# How to create alternating series with happening every two terms

I’m looking for a technique for creating alternating negatives and positives in a series. Specifically: when n=1, the answer is +, n=2 is +, n=3 is -, n=4 is -… etc.

I have every other part of the series written but I can’t figure out that last piece… here’s what I have now:

$$\sum_1^\infty 2^{n-1}(1^n+(-1)^n)/(3^{n-1}n!)*x^n$$

Technically, every other term is 0 so there doesn’t really need to be two negatives in a row, it just has to sync up where I need them–I’m just guessing that I’d need it to work that way. Thanks for your assistance!

#### Solutions Collecting From Web of "How to create alternating series with happening every two terms"

Here’s a little trick which you might appreciate, or which you might find to obfuscate the matter. The triangular numbers $1,3,6,10,15,\dots$, given by the formula $T_n=n(n+1)/2$, have the property that $T_{4k+1}$ and $T_{4k+2}$ are odd and that $T_{4k+3}$ and $T_{4k+4}$ are even. So the expression $-(-1)^{T_n}=(-1)^{T_n+1} = (-1)^{(n^2+n+2)/2}$ alternates in sign in the way that you are looking for. In other words, if your original series is $\sum_{n=1}^\infty a_n$, where all $a_n$ are positive, then the modified alternating series you want is
$$\sum_{n=1}^\infty (-1)^{(n^2+n+2)/2}a_n.$$

$$S=\sum^\infty_{n=1}(-1)^{n+1}f(2n-1)+\sum^\infty_{n=1}(-1)^{n+1}f(2n)=f(1)+f(2)-f(3)-f(4)+…$$

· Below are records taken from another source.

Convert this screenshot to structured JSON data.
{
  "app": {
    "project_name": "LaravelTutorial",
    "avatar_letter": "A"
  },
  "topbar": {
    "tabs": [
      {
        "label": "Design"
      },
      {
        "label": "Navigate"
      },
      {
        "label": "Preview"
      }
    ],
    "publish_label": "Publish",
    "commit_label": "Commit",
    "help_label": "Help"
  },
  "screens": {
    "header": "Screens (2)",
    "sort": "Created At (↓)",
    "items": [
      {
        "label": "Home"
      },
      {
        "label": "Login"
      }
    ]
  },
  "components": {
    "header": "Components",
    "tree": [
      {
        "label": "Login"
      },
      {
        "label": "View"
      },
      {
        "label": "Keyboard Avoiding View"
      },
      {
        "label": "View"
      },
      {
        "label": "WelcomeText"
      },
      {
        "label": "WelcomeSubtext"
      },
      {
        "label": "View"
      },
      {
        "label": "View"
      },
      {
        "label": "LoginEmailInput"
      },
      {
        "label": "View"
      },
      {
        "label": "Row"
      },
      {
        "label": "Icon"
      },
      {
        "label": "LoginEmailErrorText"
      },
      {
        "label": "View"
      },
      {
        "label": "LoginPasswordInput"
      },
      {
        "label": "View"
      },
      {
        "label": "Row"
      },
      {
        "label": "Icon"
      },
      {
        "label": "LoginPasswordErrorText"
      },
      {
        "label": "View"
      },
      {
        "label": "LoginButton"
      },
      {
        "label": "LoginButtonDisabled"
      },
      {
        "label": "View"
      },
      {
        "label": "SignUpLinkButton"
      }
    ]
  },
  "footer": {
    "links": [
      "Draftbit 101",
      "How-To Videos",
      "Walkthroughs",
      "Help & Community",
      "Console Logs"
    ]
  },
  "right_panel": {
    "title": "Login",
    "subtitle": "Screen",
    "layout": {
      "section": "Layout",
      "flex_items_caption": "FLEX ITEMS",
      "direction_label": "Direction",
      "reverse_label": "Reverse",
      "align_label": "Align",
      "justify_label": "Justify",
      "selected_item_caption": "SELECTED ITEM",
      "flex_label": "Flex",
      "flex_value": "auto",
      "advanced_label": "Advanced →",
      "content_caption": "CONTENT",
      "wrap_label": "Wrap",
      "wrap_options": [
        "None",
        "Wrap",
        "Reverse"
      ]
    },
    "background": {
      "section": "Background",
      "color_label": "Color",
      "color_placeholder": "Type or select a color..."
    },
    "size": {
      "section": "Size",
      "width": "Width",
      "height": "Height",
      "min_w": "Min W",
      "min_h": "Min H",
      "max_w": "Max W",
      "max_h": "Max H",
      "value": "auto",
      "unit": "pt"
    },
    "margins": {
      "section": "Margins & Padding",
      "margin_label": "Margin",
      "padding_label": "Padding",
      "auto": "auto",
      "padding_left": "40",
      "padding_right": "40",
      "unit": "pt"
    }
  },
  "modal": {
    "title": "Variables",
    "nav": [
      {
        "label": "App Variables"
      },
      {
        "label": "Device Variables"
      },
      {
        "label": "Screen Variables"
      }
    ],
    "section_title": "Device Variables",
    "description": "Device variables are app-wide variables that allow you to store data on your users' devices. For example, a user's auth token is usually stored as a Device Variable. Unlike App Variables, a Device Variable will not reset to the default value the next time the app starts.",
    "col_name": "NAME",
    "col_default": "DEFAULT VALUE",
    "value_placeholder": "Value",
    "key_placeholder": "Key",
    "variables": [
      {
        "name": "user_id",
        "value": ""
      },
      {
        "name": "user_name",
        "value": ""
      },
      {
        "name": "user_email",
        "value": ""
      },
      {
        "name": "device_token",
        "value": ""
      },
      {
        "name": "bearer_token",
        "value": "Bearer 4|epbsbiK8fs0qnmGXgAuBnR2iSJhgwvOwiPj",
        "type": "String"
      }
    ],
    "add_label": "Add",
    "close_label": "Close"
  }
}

$$\sqrt 2 \; \sin \left( \frac{(2n-1)\pi}{4} \right)$$

Try: $$a_n = (-1)^{\frac{\left(2n+1+(-1)^{n+1}\right)}{4}+1}$$

Then, $$\langle a_n\rangle = 1, 1, -1, -1, 1, 1, \ldots$$

Derivation:
“Any sufficiently advanced technology is indistinguishable from magic.” – Clark’s Third Law
I don’t really know how to describe how I got that… ;)

I must confess that I do not see the relation between your interesting questions and the expression you give. In practice,$$\sum_1^\infty 2^{n-1}(1^n+(-1)^n)/(3^{n-1}n!)*x^n=3 \left(\cosh \left(\frac{2 x}{3}\right)-1\right)$$ just involves even powers of $x$.